# EXERCISE REQUIREMENTS:
Each word in the data below should be copied exactly; the images should not.
▼
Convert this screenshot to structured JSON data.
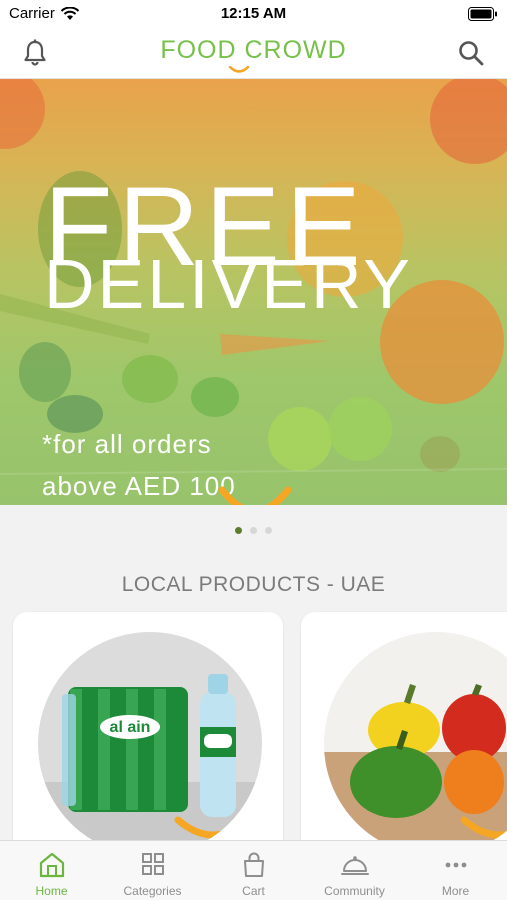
{
  "status_bar": {
    "carrier": "Carrier",
    "time": "12:15 AM"
  },
  "header": {
    "logo_text": "FOOD CROWD",
    "brand_color": "#77c14a",
    "accent_color": "#f5a623"
  },
  "banner": {
    "headline_line1": "FREE",
    "headline_line2": "DELIVERY",
    "note_line1": "*for all orders",
    "note_line2": "above AED 100"
  },
  "carousel": {
    "total_pages": 3,
    "active_page": 1
  },
  "section": {
    "title": "LOCAL PRODUCTS - UAE"
  },
  "products": [
    {
      "image": "al-ain-water-pack-photo",
      "brand_text": "al ain"
    },
    {
      "image": "bell-peppers-photo"
    }
  ],
  "tabbar": {
    "items": [
      {
        "label": "Home",
        "icon": "home-icon",
        "active": true
      },
      {
        "label": "Categories",
        "icon": "grid-icon",
        "active": false
      },
      {
        "label": "Cart",
        "icon": "bag-icon",
        "active": false
      },
      {
        "label": "Community",
        "icon": "cloche-icon",
        "active": false
      },
      {
        "label": "More",
        "icon": "more-dots-icon",
        "active": false
      }
    ]
  }
}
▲
# SOLUTION TO THE PROBLEM:
Convert this screenshot to structured JSON data.
{
  "status_bar": {
    "carrier": "Carrier",
    "time": "12:15 AM"
  },
  "header": {
    "logo_text": "FOOD CROWD",
    "brand_color": "#77c14a",
    "accent_color": "#f5a623"
  },
  "banner": {
    "headline_line1": "FREE",
    "headline_line2": "DELIVERY",
    "note_line1": "*for all orders",
    "note_line2": "above AED 100"
  },
  "carousel": {
    "total_pages": 3,
    "active_page": 1
  },
  "section": {
    "title": "LOCAL PRODUCTS - UAE"
  },
  "products": [
    {
      "image": "al-ain-water-pack-photo",
      "brand_text": "al ain"
    },
    {
      "image": "bell-peppers-photo"
    }
  ],
  "tabbar": {
    "items": [
      {
        "label": "Home",
        "icon": "home-icon",
        "active": true
      },
      {
        "label": "Categories",
        "icon": "grid-icon",
        "active": false
      },
      {
        "label": "Cart",
        "icon": "bag-icon",
        "active": false
      },
      {
        "label": "Community",
        "icon": "cloche-icon",
        "active": false
      },
      {
        "label": "More",
        "icon": "more-dots-icon",
        "active": false
      }
    ]
  }
}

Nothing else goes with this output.